The Court concurs with Respondents that Petitioner's claims are without merit. The various constitutional violations Petitioner asserts arise from the same argument: Petitioner contends that when the maximum date for his sentence imposed on October 30, 1992 expired on December 13, 2011, the Board lost any authority to recompute the maximum date and/or detain him under that sentence. However, under Pennsylvania law,

A parolee under the jurisdiction of the board released from a correctional facility who, during the period of parole or while delinquent on parole, commits a crime punishable by imprisonment... to which the parolee pleads guilty or nolo contendere at any time thereafter in a court of record, may at the discretion of the board be recommitted as a parole violator.
If the parolee's recommitment is so ordered, the parolee shall be reentered to serve the remainder of the term which the parolee would have been compelled to serve had the parole not been granted and... shall be given no credit for the time at liberty on parole. 61 Pa. Cons. Stat. § 6138(a)(1)-(2).

61 Pa. Cons. Stat. § 6138(a)(1)-(2) (emphasis added). Petitioner does not dispute that while delinquent on parole, he committed a crime punishable by imprisonment, and that he pled guilty to this crime. Under the statute, it is irrelevant that he pled guilty in December 2013, after the expiration of his maximum date of December 13, 2011. Because Petitioner pled guilty to a crime resulting in imprisonment, and said crime was committed while he was on Parole, the Board retained the statutory authority to recommit him as a convicted parole violator, at which point he automatically forfeited credit for all the time he spent at liberty on parole. Accordingly, Petitioner's various constitutional claims arising from the Board's recalculation of his maximum sentence date are without merit.

Because the issue which the petitioner seeks to raise here is both procedurally defaulted and meritless, it is recommended that the petition for a writ of habeas corpus be dismissed. Moreover, because reasonable jurists could not conclude that a basis for appeal exists, I conclude that a certificate of appealability should not be issued.[6]


Based on the foregoing, I respectfully recommend that the petition for writ of habeas corpus be dismissed for failure to exhaust state-court remedies or, in the alternative, because the claims asserted are without merit.

Therefore, I respectfully make the following:

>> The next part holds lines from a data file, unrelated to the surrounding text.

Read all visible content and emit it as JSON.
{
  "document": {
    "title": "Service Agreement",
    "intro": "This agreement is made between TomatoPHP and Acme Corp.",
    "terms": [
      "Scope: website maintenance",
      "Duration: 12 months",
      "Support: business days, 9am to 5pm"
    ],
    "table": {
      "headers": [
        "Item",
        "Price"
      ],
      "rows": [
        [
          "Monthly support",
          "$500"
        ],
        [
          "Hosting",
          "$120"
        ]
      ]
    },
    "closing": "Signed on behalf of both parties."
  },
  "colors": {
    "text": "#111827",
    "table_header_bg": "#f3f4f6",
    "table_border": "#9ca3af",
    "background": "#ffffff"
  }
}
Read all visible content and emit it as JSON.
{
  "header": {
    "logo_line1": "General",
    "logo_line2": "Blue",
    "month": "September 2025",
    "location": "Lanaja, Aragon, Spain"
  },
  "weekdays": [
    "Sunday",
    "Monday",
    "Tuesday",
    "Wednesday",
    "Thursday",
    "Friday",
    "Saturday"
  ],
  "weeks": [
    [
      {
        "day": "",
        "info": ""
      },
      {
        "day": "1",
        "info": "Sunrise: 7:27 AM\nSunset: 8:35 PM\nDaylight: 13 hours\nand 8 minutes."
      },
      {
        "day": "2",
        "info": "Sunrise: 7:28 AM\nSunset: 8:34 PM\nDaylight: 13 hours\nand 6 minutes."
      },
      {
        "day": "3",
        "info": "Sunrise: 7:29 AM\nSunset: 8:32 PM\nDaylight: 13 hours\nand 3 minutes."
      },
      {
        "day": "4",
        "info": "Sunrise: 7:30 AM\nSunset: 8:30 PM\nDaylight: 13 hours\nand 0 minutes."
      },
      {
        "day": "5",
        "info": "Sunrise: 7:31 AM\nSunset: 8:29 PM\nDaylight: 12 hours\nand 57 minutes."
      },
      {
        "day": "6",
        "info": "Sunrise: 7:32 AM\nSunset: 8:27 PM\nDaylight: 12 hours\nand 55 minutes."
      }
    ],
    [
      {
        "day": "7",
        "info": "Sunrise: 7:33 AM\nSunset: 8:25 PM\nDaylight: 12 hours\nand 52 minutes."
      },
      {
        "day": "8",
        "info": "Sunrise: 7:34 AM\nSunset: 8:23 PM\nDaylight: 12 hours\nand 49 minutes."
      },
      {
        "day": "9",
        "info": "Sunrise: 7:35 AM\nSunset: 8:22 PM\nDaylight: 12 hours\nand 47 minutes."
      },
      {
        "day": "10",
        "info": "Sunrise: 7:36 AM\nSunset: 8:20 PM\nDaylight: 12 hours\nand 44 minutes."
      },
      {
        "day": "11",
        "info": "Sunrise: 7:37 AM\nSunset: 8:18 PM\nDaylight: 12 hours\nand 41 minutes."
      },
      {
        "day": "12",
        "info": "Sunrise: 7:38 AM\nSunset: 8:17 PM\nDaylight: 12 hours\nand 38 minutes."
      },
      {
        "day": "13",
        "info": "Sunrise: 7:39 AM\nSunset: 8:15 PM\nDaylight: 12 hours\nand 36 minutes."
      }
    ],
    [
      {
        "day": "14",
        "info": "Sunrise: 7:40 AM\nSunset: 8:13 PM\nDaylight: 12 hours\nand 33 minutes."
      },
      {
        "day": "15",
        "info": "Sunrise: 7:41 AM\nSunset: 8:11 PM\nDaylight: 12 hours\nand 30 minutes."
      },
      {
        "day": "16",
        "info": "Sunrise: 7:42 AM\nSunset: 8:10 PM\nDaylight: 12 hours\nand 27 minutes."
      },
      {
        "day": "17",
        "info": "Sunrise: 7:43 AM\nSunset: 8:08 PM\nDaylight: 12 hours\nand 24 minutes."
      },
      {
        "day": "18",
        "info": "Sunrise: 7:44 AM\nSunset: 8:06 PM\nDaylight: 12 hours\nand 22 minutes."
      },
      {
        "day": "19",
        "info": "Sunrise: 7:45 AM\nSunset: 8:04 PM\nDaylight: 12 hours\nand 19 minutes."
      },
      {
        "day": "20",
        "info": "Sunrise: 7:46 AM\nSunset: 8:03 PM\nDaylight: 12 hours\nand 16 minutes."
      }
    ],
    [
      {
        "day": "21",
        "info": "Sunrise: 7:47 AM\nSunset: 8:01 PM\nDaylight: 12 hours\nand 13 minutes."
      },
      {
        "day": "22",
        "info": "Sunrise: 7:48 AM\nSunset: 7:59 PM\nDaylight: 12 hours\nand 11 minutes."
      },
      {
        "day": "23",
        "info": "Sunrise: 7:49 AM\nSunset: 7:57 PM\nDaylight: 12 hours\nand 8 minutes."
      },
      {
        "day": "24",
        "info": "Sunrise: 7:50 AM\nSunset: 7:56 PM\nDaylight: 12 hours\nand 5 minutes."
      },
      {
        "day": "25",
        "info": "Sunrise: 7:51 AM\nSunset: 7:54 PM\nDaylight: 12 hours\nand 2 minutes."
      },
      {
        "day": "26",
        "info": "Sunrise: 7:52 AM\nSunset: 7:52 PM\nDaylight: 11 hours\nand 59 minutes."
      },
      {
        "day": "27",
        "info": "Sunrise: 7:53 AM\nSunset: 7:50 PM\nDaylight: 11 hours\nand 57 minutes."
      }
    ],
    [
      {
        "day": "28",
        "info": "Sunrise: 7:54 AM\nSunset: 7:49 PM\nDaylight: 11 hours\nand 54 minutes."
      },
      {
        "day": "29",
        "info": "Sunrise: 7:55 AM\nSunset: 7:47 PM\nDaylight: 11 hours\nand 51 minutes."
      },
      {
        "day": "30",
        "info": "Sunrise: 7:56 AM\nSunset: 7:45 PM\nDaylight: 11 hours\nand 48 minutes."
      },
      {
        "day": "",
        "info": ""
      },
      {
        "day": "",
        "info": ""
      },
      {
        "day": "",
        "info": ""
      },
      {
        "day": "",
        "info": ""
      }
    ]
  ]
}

AND NOW, this 31st day of March, 2015, it is respectfully recommended that the petition for writ of habeas corpus be DISMISSED. It is further recommended that no certificate of appealability shall issue.

Petitioner may file objections to this Report and Recommendation. See Local Civ. Rule 72.1. Failure to file timely objections may constitute a waiver of any appellate rights.


AND NOW, this _________day of _________, 2015, upon careful and independent consideration of the petition for a writ of habeas corpus filed pursuant to 28 U.S.C. § 2254, and after review of the Report and Recommendation of United States Magistrate Judge Lynne A. Sitarski, IT IS ORDERED that:

1. The Report and Recommendation is APPROVED and ADOPTED.
2. The petition for a writ for habeas corpus filed pursuant to 28 U.S.C. § 2254 is DISMISSED with prejudice.
3. There is no basis for the issuance of a certificate of appealability.

Buy This Entire Record For $7.95

Official citation and/or docket number and footnotes (if any) for this case available with purchase.

Learn more about what you receive with purchase of this case.